  9. Conclude in prayer together thanking God for this mystery of the Incarnation and the salvation that we receive because Jesus was born among us. Sing together a Christmas hymn, such as “O Come, All Ye Faithful” or “Silent Night.”


Gospel Reading
John 1:1-18 (or shorter form, John 1:1-5, 9-14)
John announces that in Jesus, the Word became flesh and dwelt among us.


Making the Connection (Grades 7 and 8)

Young people at this age are beginning to work out whom they believe they can trust. When we trust someone, we believe him or her if he or she says, “I give you my word.” In today's Gospel, we see that God gave us his Word—Jesus.

Materials Needed

  • None

Preparation for Sunday Scripture Readings

  1. Ask a volunteer to explain in his or her own words what it means when someone says, “I give you my word.” (I promise; you can trust me)

  2. Invite the young people to think quietly about a person they know whose word they trust.

  3. Invite volunteers to share their examples with the group.

  4. Tell the young people that God has given us his Word and that his Word is a person: Jesus Christ.

  5. Explain that in the beginning of John's Gospel, Jesus is referred to as the Word. Say: In the Gospel for the Christmas Mass during the day, we hear John tell us about the Word—Jesus—becoming flesh.

  6. Invite volunteers to read aloud John 1:1-18.

  7. Point out that when we hear God's Word proclaimed at Mass, we are coming to know a person—Jesus.

  8. Write the word Incarnation on the board. Ask whether anyone can explain the meaning of this word.

  9. Explain that on Christmas, we celebrate the Incarnation of Jesus, meaning that we celebrate God becoming human, the Word becoming flesh.

  10. Point out that we sometimes use the phrase, “in the flesh” to tell others that we met a famous celebrity in person. Say: When we say that Jesus became flesh, it means that we actually encounter him in our lives.

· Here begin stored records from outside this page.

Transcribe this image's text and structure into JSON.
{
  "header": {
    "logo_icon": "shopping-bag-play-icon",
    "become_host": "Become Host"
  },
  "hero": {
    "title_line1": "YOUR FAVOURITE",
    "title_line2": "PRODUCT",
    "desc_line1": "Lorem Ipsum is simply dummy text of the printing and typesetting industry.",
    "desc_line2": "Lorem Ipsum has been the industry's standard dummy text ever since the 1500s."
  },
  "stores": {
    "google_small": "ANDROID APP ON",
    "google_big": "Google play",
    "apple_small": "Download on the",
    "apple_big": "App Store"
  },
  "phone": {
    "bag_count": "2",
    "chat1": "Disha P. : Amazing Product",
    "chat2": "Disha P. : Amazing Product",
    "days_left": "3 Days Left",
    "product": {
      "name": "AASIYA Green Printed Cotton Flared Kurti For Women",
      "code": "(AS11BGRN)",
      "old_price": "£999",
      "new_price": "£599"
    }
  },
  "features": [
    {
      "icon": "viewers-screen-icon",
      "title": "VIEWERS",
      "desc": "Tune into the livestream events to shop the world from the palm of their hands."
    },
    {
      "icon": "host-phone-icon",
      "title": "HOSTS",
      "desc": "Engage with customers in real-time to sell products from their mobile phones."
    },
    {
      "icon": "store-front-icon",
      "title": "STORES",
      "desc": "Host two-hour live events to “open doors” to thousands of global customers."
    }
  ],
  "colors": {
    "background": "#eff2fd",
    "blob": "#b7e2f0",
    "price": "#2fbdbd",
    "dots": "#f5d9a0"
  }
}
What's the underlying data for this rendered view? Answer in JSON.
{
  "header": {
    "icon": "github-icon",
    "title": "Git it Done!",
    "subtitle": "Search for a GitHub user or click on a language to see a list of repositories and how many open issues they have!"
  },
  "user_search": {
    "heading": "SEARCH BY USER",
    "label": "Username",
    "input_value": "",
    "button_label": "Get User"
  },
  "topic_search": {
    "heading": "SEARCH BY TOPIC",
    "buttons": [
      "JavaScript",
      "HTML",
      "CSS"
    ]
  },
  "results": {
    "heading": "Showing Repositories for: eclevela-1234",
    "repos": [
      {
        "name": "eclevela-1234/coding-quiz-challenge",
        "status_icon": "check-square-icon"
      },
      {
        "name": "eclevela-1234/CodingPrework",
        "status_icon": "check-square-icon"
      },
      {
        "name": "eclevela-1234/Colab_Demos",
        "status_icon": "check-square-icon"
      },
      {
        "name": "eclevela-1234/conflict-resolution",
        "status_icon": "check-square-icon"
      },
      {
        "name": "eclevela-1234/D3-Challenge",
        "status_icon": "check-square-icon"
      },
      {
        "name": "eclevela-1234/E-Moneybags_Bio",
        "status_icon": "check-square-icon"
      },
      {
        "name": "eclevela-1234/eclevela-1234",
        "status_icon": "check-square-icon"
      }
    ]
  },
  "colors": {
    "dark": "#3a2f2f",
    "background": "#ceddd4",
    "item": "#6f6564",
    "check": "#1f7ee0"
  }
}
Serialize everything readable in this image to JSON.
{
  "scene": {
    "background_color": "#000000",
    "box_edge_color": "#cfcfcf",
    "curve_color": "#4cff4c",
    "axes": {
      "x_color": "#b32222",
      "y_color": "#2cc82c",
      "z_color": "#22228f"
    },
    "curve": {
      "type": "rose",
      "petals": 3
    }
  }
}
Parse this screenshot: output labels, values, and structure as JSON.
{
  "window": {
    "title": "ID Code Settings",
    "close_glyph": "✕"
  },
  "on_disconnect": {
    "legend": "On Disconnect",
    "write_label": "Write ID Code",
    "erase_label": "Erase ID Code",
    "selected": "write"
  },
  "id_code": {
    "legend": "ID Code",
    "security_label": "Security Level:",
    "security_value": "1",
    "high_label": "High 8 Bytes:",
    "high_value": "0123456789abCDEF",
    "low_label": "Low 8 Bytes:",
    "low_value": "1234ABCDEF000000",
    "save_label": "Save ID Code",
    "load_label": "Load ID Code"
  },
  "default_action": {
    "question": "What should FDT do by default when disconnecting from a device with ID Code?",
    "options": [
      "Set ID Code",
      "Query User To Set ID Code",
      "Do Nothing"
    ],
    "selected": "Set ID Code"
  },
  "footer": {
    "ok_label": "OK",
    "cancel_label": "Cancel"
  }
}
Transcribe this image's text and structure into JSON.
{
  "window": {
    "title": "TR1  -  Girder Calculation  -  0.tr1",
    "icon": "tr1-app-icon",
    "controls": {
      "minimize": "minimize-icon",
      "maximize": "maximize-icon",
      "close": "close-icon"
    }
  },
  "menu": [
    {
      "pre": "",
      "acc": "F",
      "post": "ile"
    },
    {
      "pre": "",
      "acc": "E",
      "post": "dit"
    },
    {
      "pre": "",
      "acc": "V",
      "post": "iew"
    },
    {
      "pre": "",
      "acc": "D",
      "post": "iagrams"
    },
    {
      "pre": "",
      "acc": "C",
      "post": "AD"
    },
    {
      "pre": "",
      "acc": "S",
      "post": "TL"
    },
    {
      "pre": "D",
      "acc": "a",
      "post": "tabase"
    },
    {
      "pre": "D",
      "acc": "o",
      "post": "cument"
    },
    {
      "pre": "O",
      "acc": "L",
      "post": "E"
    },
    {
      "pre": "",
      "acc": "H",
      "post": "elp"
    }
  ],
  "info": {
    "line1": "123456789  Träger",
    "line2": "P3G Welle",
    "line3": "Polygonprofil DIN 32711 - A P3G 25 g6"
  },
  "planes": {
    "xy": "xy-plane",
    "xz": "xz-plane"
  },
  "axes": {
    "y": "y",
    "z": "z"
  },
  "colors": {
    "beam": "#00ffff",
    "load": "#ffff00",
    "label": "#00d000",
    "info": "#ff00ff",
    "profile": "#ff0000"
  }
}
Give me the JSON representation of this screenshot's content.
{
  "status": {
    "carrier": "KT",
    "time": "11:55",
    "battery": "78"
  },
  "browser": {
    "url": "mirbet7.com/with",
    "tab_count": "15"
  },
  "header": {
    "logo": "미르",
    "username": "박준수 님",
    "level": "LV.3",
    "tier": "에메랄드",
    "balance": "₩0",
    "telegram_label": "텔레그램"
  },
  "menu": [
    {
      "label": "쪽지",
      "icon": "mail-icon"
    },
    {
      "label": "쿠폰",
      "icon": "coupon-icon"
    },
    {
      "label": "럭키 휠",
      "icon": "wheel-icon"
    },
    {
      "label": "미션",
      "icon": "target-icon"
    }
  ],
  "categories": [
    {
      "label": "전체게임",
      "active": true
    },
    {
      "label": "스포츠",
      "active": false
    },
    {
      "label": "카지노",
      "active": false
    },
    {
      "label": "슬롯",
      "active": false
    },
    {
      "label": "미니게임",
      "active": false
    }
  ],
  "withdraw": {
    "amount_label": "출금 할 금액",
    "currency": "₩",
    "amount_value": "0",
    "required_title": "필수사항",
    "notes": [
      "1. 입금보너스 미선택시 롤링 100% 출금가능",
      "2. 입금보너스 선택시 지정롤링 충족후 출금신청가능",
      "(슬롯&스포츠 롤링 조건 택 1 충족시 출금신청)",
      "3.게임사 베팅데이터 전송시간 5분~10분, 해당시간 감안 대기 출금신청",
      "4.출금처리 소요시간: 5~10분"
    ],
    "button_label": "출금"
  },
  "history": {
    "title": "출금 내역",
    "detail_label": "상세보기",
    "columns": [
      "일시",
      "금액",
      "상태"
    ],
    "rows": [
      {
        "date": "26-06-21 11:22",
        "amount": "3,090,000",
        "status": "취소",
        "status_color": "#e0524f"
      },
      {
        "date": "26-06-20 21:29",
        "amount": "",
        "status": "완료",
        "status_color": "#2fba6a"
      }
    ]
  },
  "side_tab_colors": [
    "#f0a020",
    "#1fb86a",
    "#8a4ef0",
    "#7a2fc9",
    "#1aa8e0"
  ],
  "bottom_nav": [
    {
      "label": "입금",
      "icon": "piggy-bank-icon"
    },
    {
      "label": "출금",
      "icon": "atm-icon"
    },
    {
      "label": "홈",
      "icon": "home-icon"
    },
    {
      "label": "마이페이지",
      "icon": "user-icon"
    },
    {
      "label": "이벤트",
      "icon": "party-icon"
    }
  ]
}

Jesus truly became one of us.

  11. Conclude by singing together a Christmas hymn that celebrates the joy of the Incarnation. (Example: “Joy to the World”)


Gospel Reading
John 1:1-18 (or shorter form, John 1:1-5, 9-14)
John announces that in Jesus, the Word became flesh and dwelt among us.


Family Connection

At Christmas we celebrate the great mystery that God became flesh and dwelt among us. We call this mystery the Incarnation (the word means “to take on flesh”), and it changes everything. Today's Gospel reminds us that we can also look upon the Nativity from God's perspective to better appreciate the significance of the Incarnation. The mystery we proclaim at Christmas is that God, the very God who created all things from nothing and who is light itself, took on our humanity in order to transform us. Through his birth among us, we have seen the face of God and have become nothing less than God's own children. At this awesome mystery, we adore.

Gather as a family around your Nativity set. Keep this image before you and talk about how familiar we are with this scene. Invite members of the family to recall the details of Jesus' birth that we hear in the Gospels of Matthew and Luke. Observe that the Gospel of John invites us to consider Jesus' birth from a different perspective. Read together today's Gospel, John 1:1-14.

John's Gospel reminds us that the image we see in our Nativity set is a most remarkable sight: God made himself at home with us by taking on flesh and becoming a human person. We call this mystery the Incarnation. What are some of the things that John's Gospel says happened for us because Jesus came to dwell among us? (Light overcame darkness; we see God's glory in Jesus; we became children of God.) Together thank God for this mystery of the Incarnation and the salvation that we received because Jesus was born among us. Sing together a Christmas hymn, such as “O Come, All Ye Faithful” or “Silent Night.”